§ **Exercise aim**:
Print out each record, keeping it identical to the original.

** Opening Material for this exercise block **

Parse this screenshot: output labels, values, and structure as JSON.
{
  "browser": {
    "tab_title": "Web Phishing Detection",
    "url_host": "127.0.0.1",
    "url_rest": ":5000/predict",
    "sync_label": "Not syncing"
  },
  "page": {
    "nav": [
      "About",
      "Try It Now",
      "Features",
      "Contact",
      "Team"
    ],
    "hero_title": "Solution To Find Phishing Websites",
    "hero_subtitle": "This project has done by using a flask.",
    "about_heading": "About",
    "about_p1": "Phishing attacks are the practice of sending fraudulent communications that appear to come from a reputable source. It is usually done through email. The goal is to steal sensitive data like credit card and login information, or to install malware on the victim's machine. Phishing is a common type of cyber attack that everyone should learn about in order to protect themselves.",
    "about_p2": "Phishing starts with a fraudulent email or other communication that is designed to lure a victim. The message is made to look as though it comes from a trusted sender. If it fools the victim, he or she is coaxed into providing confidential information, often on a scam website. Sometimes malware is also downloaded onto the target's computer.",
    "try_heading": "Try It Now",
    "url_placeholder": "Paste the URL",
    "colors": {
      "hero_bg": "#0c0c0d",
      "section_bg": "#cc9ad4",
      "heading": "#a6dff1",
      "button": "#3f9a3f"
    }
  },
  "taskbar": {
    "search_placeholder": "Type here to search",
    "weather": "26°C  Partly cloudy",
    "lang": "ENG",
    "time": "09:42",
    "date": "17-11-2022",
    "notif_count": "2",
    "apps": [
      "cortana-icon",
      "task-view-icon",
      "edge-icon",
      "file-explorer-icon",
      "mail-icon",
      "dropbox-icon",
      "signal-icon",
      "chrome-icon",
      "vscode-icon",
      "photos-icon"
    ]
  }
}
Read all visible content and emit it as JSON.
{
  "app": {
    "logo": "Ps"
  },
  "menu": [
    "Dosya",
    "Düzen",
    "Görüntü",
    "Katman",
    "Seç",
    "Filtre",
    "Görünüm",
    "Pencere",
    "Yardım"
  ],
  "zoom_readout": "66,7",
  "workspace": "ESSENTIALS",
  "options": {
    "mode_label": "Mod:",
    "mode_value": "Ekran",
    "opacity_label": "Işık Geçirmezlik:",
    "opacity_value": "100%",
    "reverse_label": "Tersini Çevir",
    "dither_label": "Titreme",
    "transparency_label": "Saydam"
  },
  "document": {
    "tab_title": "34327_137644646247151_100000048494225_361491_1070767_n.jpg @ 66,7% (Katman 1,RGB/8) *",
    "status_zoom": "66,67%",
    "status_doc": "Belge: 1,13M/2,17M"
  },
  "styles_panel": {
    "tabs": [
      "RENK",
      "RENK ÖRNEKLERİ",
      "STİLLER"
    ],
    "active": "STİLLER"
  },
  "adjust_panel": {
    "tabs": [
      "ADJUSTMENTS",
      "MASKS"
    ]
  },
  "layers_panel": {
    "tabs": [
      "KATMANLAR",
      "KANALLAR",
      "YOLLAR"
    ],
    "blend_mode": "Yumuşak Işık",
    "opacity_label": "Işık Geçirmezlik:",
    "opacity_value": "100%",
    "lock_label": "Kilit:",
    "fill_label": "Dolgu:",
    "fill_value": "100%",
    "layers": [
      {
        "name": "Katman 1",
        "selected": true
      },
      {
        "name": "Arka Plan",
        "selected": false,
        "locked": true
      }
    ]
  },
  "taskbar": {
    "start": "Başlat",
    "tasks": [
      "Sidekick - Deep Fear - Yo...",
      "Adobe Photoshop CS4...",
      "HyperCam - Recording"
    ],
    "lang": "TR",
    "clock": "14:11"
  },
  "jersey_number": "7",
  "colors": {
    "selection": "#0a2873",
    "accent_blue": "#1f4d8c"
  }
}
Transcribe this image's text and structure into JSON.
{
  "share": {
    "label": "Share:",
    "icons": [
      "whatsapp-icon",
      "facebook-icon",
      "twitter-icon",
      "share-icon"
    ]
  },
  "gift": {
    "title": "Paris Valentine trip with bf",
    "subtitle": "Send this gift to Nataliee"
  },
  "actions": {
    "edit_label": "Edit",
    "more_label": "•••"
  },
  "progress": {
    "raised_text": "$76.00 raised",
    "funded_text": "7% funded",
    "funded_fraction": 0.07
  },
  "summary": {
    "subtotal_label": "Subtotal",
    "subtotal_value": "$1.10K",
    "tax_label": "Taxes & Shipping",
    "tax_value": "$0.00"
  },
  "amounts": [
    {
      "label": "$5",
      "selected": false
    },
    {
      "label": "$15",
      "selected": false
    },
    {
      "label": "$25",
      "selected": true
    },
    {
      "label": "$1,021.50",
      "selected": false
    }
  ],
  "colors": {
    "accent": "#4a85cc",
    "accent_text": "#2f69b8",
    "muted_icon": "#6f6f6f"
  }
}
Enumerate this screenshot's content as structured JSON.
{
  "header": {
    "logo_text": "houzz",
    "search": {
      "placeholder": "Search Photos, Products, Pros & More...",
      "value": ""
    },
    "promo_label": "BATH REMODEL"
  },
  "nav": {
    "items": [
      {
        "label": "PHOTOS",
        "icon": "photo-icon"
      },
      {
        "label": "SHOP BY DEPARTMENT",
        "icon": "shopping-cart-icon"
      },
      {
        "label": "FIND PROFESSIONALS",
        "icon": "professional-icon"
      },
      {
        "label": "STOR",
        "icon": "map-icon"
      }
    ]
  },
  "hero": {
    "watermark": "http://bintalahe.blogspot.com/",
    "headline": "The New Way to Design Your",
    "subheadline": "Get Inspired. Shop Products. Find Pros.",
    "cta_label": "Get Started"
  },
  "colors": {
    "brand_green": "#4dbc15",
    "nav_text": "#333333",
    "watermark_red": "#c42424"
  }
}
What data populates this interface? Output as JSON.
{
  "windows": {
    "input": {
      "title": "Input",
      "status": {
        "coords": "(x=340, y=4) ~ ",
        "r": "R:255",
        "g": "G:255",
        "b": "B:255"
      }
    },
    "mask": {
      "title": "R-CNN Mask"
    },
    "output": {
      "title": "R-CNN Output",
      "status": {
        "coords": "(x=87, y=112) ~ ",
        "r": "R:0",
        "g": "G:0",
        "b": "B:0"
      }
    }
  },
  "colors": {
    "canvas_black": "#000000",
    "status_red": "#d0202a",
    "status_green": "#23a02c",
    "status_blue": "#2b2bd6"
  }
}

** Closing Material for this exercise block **

§ **Reply to the task**:
Parse this screenshot: output labels, values, and structure as JSON.
{
  "browser": {
    "tab_title": "Web Phishing Detection",
    "url_host": "127.0.0.1",
    "url_rest": ":5000/predict",
    "sync_label": "Not syncing"
  },
  "page": {
    "nav": [
      "About",
      "Try It Now",
      "Features",
      "Contact",
      "Team"
    ],
    "hero_title": "Solution To Find Phishing Websites",
    "hero_subtitle": "This project has done by using a flask.",
    "about_heading": "About",
    "about_p1": "Phishing attacks are the practice of sending fraudulent communications that appear to come from a reputable source. It is usually done through email. The goal is to steal sensitive data like credit card and login information, or to install malware on the victim's machine. Phishing is a common type of cyber attack that everyone should learn about in order to protect themselves.",
    "about_p2": "Phishing starts with a fraudulent email or other communication that is designed to lure a victim. The message is made to look as though it comes from a trusted sender. If it fools the victim, he or she is coaxed into providing confidential information, often on a scam website. Sometimes malware is also downloaded onto the target's computer.",
    "try_heading": "Try It Now",
    "url_placeholder": "Paste the URL",
    "colors": {
      "hero_bg": "#0c0c0d",
      "section_bg": "#cc9ad4",
      "heading": "#a6dff1",
      "button": "#3f9a3f"
    }
  },
  "taskbar": {
    "search_placeholder": "Type here to search",
    "weather": "26°C  Partly cloudy",
    "lang": "ENG",
    "time": "09:42",
    "date": "17-11-2022",
    "notif_count": "2",
    "apps": [
      "cortana-icon",
      "task-view-icon",
      "edge-icon",
      "file-explorer-icon",
      "mail-icon",
      "dropbox-icon",
      "signal-icon",
      "chrome-icon",
      "vscode-icon",
      "photos-icon"
    ]
  }
}
Read all visible content and emit it as JSON.
{
  "app": {
    "logo": "Ps"
  },
  "menu": [
    "Dosya",
    "Düzen",
    "Görüntü",
    "Katman",
    "Seç",
    "Filtre",
    "Görünüm",
    "Pencere",
    "Yardım"
  ],
  "zoom_readout": "66,7",
  "workspace": "ESSENTIALS",
  "options": {
    "mode_label": "Mod:",
    "mode_value": "Ekran",
    "opacity_label": "Işık Geçirmezlik:",
    "opacity_value": "100%",
    "reverse_label": "Tersini Çevir",
    "dither_label": "Titreme",
    "transparency_label": "Saydam"
  },
  "document": {
    "tab_title": "34327_137644646247151_100000048494225_361491_1070767_n.jpg @ 66,7% (Katman 1,RGB/8) *",
    "status_zoom": "66,67%",
    "status_doc": "Belge: 1,13M/2,17M"
  },
  "styles_panel": {
    "tabs": [
      "RENK",
      "RENK ÖRNEKLERİ",
      "STİLLER"
    ],
    "active": "STİLLER"
  },
  "adjust_panel": {
    "tabs": [
      "ADJUSTMENTS",
      "MASKS"
    ]
  },
  "layers_panel": {
    "tabs": [
      "KATMANLAR",
      "KANALLAR",
      "YOLLAR"
    ],
    "blend_mode": "Yumuşak Işık",
    "opacity_label": "Işık Geçirmezlik:",
    "opacity_value": "100%",
    "lock_label": "Kilit:",
    "fill_label": "Dolgu:",
    "fill_value": "100%",
    "layers": [
      {
        "name": "Katman 1",
        "selected": true
      },
      {
        "name": "Arka Plan",
        "selected": false,
        "locked": true
      }
    ]
  },
  "taskbar": {
    "start": "Başlat",
    "tasks": [
      "Sidekick - Deep Fear - Yo...",
      "Adobe Photoshop CS4...",
      "HyperCam - Recording"
    ],
    "lang": "TR",
    "clock": "14:11"
  },
  "jersey_number": "7",
  "colors": {
    "selection": "#0a2873",
    "accent_blue": "#1f4d8c"
  }
}
Transcribe this image's text and structure into JSON.
{
  "share": {
    "label": "Share:",
    "icons": [
      "whatsapp-icon",
      "facebook-icon",
      "twitter-icon",
      "share-icon"
    ]
  },
  "gift": {
    "title": "Paris Valentine trip with bf",
    "subtitle": "Send this gift to Nataliee"
  },
  "actions": {
    "edit_label": "Edit",
    "more_label": "•••"
  },
  "progress": {
    "raised_text": "$76.00 raised",
    "funded_text": "7% funded",
    "funded_fraction": 0.07
  },
  "summary": {
    "subtotal_label": "Subtotal",
    "subtotal_value": "$1.10K",
    "tax_label": "Taxes & Shipping",
    "tax_value": "$0.00"
  },
  "amounts": [
    {
      "label": "$5",
      "selected": false
    },
    {
      "label": "$15",
      "selected": false
    },
    {
      "label": "$25",
      "selected": true
    },
    {
      "label": "$1,021.50",
      "selected": false
    }
  ],
  "colors": {
    "accent": "#4a85cc",
    "accent_text": "#2f69b8",
    "muted_icon": "#6f6f6f"
  }
}
Enumerate this screenshot's content as structured JSON.
{
  "header": {
    "logo_text": "houzz",
    "search": {
      "placeholder": "Search Photos, Products, Pros & More...",
      "value": ""
    },
    "promo_label": "BATH REMODEL"
  },
  "nav": {
    "items": [
      {
        "label": "PHOTOS",
        "icon": "photo-icon"
      },
      {
        "label": "SHOP BY DEPARTMENT",
        "icon": "shopping-cart-icon"
      },
      {
        "label": "FIND PROFESSIONALS",
        "icon": "professional-icon"
      },
      {
        "label": "STOR",
        "icon": "map-icon"
      }
    ]
  },
  "hero": {
    "watermark": "http://bintalahe.blogspot.com/",
    "headline": "The New Way to Design Your",
    "subheadline": "Get Inspired. Shop Products. Find Pros.",
    "cta_label": "Get Started"
  },
  "colors": {
    "brand_green": "#4dbc15",
    "nav_text": "#333333",
    "watermark_red": "#c42424"
  }
}
What data populates this interface? Output as JSON.
{
  "windows": {
    "input": {
      "title": "Input",
      "status": {
        "coords": "(x=340, y=4) ~ ",
        "r": "R:255",
        "g": "G:255",
        "b": "B:255"
      }
    },
    "mask": {
      "title": "R-CNN Mask"
    },
    "output": {
      "title": "R-CNN Output",
      "status": {
        "coords": "(x=87, y=112) ~ ",
        "r": "R:0",
        "g": "G:0",
        "b": "B:0"
      }
    }
  },
  "colors": {
    "canvas_black": "#000000",
    "status_red": "#d0202a",
    "status_green": "#23a02c",
    "status_blue": "#2b2bd6"
  }
}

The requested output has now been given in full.